Tuesday, March 6, 2007

Good voice for TV.

After posting an extra long rant to my online book club about a book I really didn't like, I popped in to my favorite non-celebrity-stranger's blog to unwind and found a cute quiz on accents. I "don't have an accent".

What American accent do you have?
Your Result: The Midland

"You have a Midland accent" is just another way of saying "you don't have an accent." You probably are from the Midland (Pennsylvania, southern Ohio, southern Indiana, southern Illinois, and Missouri) but then for all we know you could be from Florida or Charleston or one of those big southern cities like Atlanta or Dallas. You have a good voice for TV and radio.
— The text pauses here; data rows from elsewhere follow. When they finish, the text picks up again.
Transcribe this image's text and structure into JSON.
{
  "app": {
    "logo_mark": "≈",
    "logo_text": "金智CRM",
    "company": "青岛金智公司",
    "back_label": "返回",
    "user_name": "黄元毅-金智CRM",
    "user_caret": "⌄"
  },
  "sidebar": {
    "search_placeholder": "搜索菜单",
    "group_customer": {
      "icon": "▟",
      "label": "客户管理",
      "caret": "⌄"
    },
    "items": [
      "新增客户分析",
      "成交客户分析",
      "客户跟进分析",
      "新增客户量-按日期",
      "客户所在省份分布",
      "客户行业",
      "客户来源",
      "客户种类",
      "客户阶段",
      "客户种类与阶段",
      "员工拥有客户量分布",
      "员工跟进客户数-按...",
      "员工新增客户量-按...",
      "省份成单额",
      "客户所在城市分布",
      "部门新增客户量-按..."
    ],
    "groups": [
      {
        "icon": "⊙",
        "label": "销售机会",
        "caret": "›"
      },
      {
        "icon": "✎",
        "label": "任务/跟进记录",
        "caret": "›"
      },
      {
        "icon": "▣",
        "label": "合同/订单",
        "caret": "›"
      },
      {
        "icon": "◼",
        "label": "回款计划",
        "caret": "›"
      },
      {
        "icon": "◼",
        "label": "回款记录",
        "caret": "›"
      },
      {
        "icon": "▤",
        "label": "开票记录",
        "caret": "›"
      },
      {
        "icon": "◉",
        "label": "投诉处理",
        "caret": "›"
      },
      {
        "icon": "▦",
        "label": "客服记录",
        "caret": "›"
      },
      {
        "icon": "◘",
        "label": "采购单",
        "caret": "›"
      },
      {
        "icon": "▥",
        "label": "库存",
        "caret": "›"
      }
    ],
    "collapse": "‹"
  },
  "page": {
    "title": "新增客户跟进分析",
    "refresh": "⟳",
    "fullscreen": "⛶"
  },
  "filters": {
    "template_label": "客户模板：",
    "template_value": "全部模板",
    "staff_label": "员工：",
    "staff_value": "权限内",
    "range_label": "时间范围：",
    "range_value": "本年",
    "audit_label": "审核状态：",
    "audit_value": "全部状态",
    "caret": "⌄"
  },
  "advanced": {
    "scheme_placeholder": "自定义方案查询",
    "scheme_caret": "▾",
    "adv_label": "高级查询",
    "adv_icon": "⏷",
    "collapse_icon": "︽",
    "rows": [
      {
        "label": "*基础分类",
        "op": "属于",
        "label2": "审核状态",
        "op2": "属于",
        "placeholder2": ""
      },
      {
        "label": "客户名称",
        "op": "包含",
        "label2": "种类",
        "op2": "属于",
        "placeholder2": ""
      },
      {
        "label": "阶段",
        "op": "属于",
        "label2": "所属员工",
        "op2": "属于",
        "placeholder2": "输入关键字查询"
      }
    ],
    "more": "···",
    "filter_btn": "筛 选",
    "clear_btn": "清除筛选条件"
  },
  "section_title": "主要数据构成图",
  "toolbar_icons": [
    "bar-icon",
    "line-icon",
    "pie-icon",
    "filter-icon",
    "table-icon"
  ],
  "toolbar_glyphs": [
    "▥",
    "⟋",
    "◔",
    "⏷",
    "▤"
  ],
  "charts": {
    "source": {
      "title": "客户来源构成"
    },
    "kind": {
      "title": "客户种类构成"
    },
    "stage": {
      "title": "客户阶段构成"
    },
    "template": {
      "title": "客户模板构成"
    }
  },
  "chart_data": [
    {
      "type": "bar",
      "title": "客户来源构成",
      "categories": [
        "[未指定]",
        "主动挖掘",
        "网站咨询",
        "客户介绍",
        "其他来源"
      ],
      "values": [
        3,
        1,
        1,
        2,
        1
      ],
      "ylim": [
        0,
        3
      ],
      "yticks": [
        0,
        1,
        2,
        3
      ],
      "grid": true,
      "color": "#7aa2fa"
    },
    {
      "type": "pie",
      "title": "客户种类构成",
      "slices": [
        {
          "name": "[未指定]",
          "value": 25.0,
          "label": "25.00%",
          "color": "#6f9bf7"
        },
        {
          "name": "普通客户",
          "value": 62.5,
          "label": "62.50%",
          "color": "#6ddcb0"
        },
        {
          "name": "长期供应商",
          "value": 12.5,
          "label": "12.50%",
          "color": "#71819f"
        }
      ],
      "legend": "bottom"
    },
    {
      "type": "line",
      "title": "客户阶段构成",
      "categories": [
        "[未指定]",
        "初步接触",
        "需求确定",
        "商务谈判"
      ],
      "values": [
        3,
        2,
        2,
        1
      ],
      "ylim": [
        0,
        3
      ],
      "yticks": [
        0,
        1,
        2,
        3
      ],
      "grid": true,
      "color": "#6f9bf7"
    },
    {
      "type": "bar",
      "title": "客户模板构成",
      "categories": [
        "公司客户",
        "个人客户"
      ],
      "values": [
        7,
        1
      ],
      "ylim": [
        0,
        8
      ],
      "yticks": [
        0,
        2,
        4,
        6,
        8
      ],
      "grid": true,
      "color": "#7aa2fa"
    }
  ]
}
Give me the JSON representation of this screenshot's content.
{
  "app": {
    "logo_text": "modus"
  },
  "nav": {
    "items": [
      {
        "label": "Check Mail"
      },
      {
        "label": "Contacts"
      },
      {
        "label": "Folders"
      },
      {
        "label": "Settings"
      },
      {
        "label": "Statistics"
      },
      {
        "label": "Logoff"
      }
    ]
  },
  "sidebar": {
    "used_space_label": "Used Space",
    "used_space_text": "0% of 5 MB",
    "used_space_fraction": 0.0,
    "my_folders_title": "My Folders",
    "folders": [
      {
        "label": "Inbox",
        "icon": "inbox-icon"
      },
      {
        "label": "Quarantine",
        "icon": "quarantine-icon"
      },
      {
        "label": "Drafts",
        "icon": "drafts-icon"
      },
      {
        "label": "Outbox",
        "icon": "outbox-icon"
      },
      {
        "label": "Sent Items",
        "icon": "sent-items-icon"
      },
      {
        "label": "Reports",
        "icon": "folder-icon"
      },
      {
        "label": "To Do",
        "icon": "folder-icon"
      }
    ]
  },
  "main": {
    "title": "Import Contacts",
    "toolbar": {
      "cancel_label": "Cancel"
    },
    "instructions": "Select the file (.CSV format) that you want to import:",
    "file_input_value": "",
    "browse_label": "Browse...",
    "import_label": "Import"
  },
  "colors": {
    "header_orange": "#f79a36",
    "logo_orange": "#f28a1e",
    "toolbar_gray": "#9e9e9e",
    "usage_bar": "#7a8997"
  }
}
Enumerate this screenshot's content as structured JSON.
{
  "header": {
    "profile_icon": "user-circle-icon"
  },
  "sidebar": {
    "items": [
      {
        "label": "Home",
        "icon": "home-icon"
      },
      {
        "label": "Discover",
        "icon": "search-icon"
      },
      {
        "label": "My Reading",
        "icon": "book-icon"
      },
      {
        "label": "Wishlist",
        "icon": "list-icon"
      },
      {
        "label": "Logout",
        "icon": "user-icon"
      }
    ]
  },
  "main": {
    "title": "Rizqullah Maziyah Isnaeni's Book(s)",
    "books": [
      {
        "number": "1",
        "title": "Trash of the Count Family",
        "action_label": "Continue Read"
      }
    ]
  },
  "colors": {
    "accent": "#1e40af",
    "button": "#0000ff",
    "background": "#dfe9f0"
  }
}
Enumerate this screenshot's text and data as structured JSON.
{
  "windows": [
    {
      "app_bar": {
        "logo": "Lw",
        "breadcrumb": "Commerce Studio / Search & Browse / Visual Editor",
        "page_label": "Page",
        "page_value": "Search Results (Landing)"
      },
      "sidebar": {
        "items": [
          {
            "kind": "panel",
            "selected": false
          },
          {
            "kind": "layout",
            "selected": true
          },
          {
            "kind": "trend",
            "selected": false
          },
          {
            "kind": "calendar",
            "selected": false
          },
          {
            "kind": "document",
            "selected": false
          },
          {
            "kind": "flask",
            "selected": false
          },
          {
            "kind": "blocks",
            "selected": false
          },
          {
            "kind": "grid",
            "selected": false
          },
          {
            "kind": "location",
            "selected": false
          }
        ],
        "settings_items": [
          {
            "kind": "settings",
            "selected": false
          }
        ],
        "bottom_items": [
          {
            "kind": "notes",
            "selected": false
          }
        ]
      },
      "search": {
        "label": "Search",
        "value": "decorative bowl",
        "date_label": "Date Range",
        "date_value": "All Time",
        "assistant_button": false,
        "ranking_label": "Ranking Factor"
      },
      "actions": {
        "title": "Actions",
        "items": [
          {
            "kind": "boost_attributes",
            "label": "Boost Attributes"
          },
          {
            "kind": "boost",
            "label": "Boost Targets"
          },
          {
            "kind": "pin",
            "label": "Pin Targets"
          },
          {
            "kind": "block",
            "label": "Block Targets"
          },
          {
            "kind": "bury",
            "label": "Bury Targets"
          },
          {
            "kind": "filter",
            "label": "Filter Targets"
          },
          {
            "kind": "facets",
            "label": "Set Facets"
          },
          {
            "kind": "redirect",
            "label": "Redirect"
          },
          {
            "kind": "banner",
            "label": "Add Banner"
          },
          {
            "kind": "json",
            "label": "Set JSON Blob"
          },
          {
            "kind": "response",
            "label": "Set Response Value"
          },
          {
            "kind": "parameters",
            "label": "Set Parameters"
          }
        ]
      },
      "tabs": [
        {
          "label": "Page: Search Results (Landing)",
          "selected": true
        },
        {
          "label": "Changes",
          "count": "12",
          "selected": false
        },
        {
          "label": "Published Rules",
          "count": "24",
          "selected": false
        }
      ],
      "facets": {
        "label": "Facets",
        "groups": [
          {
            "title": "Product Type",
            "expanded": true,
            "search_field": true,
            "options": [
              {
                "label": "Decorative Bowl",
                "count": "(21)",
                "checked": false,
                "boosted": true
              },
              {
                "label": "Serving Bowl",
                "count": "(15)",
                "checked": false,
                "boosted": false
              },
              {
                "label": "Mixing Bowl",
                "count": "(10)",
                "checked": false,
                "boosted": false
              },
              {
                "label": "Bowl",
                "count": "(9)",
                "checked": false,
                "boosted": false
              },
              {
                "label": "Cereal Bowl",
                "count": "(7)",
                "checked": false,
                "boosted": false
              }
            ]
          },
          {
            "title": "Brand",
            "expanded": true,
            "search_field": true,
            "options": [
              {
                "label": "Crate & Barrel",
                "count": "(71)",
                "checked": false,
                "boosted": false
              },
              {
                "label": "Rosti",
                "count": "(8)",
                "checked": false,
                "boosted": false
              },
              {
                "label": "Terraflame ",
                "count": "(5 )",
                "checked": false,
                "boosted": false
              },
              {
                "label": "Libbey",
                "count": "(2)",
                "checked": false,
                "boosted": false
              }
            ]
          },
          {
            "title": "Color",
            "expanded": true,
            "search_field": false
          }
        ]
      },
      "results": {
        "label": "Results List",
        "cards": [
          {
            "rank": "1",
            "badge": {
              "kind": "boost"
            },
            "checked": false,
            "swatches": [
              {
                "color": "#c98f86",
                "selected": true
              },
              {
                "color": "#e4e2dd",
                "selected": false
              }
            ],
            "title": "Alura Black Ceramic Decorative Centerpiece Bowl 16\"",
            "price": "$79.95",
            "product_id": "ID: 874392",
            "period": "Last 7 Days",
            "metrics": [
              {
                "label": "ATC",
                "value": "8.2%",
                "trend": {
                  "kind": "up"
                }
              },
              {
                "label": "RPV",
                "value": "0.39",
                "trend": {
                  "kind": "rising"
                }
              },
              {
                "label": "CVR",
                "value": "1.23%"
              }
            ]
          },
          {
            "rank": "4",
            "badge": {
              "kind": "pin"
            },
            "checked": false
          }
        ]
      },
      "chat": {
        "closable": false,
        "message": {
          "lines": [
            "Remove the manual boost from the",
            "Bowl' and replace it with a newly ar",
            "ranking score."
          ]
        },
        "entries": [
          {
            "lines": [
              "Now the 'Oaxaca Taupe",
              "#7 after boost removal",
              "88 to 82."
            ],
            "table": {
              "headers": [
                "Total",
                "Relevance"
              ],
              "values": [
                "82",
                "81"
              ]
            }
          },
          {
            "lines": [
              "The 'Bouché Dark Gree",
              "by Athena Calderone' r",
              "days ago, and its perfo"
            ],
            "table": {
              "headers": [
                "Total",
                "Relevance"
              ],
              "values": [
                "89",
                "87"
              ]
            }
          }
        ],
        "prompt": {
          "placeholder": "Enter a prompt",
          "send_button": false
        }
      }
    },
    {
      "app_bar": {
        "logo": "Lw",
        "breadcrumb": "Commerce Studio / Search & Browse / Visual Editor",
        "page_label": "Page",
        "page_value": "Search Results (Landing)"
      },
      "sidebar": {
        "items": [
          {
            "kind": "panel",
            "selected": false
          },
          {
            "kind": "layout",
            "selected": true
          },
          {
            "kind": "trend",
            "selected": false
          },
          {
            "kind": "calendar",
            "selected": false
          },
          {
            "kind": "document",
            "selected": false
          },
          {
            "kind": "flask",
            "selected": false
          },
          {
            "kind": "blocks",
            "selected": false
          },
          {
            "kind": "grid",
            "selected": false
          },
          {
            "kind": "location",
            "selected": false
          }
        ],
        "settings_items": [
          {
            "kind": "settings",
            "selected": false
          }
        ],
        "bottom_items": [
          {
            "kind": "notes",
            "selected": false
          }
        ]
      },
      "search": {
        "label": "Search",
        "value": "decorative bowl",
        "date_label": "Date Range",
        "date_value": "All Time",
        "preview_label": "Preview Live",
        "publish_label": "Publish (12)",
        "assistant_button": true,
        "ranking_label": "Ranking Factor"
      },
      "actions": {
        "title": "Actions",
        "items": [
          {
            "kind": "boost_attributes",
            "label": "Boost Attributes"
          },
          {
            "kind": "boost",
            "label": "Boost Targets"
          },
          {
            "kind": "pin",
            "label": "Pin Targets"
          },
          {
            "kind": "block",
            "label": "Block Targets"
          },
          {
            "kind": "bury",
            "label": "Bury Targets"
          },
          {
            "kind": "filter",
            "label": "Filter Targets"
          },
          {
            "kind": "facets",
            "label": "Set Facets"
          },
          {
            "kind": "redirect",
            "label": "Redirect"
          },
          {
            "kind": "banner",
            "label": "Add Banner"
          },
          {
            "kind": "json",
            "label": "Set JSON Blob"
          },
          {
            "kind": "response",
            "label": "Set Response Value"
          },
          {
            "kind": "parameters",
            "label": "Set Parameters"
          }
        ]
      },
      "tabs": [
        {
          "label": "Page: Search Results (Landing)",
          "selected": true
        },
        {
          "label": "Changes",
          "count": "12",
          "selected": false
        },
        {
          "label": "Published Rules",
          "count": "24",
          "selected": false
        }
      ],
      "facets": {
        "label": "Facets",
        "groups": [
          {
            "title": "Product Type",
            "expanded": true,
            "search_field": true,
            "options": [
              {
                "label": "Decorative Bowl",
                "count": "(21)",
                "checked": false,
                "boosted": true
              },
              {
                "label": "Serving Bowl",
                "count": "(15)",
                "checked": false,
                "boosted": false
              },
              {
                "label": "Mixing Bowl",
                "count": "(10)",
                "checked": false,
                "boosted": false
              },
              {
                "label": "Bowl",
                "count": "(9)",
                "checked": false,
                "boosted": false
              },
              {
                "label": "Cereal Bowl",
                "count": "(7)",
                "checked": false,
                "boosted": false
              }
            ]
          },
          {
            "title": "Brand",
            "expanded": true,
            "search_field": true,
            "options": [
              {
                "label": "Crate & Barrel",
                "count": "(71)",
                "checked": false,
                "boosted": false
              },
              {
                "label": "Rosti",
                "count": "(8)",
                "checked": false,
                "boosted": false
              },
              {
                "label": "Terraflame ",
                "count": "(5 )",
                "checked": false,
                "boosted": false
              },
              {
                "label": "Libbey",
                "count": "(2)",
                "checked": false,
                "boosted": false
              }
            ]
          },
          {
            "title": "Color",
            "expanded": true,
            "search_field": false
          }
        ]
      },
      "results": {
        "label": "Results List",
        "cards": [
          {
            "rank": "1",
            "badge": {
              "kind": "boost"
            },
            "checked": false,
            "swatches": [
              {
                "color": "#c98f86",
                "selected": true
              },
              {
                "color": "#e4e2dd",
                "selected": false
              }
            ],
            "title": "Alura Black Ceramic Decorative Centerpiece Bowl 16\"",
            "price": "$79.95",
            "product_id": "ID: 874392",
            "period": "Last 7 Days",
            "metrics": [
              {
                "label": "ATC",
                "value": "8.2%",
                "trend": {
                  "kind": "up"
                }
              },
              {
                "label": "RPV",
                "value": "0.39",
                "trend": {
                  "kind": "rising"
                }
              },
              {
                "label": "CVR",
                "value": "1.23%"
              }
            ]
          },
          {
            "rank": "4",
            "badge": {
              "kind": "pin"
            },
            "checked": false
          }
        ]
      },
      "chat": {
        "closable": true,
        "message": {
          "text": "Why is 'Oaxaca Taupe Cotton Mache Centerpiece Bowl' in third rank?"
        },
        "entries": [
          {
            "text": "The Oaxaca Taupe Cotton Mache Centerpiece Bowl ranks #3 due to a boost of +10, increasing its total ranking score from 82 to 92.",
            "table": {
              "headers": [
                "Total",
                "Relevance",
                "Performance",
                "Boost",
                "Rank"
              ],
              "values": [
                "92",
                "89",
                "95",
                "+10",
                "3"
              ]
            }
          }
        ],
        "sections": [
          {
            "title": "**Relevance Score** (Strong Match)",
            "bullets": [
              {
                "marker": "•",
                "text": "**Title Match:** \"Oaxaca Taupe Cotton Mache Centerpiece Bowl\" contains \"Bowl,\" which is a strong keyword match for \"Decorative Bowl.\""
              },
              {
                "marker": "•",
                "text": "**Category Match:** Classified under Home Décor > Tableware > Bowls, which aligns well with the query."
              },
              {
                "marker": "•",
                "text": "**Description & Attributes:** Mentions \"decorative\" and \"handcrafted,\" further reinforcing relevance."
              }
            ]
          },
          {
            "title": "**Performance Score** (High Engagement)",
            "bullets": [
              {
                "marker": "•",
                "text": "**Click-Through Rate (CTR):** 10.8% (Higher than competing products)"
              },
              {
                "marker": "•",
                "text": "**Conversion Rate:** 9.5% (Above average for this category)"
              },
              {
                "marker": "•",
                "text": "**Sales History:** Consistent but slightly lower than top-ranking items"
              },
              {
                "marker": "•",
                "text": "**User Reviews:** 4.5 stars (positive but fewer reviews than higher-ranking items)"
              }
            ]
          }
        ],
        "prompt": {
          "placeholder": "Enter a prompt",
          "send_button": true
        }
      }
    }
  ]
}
The West
North Central
The Inland North
The South
The Northeast
What American accent do you have?
Quiz Created on GoToQuiz

Naturally, I do have an accent. But our media cultivates their voice talent from the Midwest so I match the broadcast norm, meaning that most people who watch the news will think I speak normally, even if it's different from them. For the record, my parents are from Illinois but lived in Texas, Monterrey CA, and northwoods NH before having my brother and I and eventually winding up in MN where kids play "Duck, Duck, Grey Duck", not "Duck, Duck, Goose" as we'd learned during our brief stint in Illinois. (Which is pronounced /ill-ih-NOY/ for those who don't know. The 's' is silent. Really. I'm not trying to get you beat up on the playground. If I wanted to do that, I would expound more on the Duck game.)

There was one question in the quiz I found particularly interesting. Here's why!

I teach Cued Speech. It's a method of using hand shapes and placements while speaking (or mouthing speech) to clearly distinguish the meaningful speech sounds of consonants (hand shapes) and vowels (hand placement). It allows someone to "lipread" without guesswork. And it's pure genius, IMHO. It was developed by Dr. Cornett at Gallaudet to increase literacy among the Deaf by allowing them visual access to the phonics of spoken language and it works like no other method. It is just fantastically successful in this regard for the people who use it consistently. (See Cued Speech link in "Stuff what I do" sidebar.)

But within the Cued Speech community, as in all communities, there is bitter, bitter debate about a minor issue. Ours is whether an unstressed /ee/ is cued as the vowel sound /EE/ at the mouth or /i/ (/ih/) at the throat. A sound recording engineer and storyteller from my first class quit halfway through in disgust because he was adamant that the /ee/ is an /EE/ whether stressed or not, and the teacher was holding the party line that /ee/ is /i/, though she's flexible in private, it turns out. I'm on the sound engineer's side of that argument. I have sung in choruses for many, many years, and "ay" is /ah-ee/ not /ah-i/. I may not have known much of phonics, phonemes, or phonetics before this class, but I know my /ee/ is not an /i/. The overarching philosophy in Cued Speech is "cue what you say" so why there is such absolutism on the ee/ih issue, I have no idea.

I finally allowed myself to just "cue what I say" and to hell with the party line after I read this entry in my Webster's Collegiate Dictionary's pronunciation guide:
    "/ee/ in unstressed syllables, as in easy, mealy. Though the fact is not shown in this book, some dialects such as southern British and southern US often, if not usually, pronounce /i/ instead of unstressed /ee/."
And where was CS developed and researched and where is the highest concentration of users? Maryland. Where they do say /i/ for an unstressed /ee/ to the point where they can no longer hear /ee/ (this sort of thing happens, really). Why the arbiters of CS don't fuss about distinguishing Mary, merry, and marry if you don't distinguish them but will insist with their last breath that you have a cook-ih for desert, I just don't know.

But I do have a point. Which is that I'm right and /ee/ can be /EE/ OR /i/ depending on accent. The makers of this completely inconsequential internet quiz were hip to this /ee/ as /i/ enigma that many language professionals of my acquaintance flatly deny, in spite of being otherwise good and skilled people. And since I have *no accent* you should believe me and all other things you read off the internet. And pay no attention to the fact that I play fast and loose with phonetic transcription.

1 comment:

Anonymous said...

You do have an accent :) :)

But I have a friend from the twangy South and that really bothered me for about a minute the first time I talked to her on the phone. Just didn't fit the emails.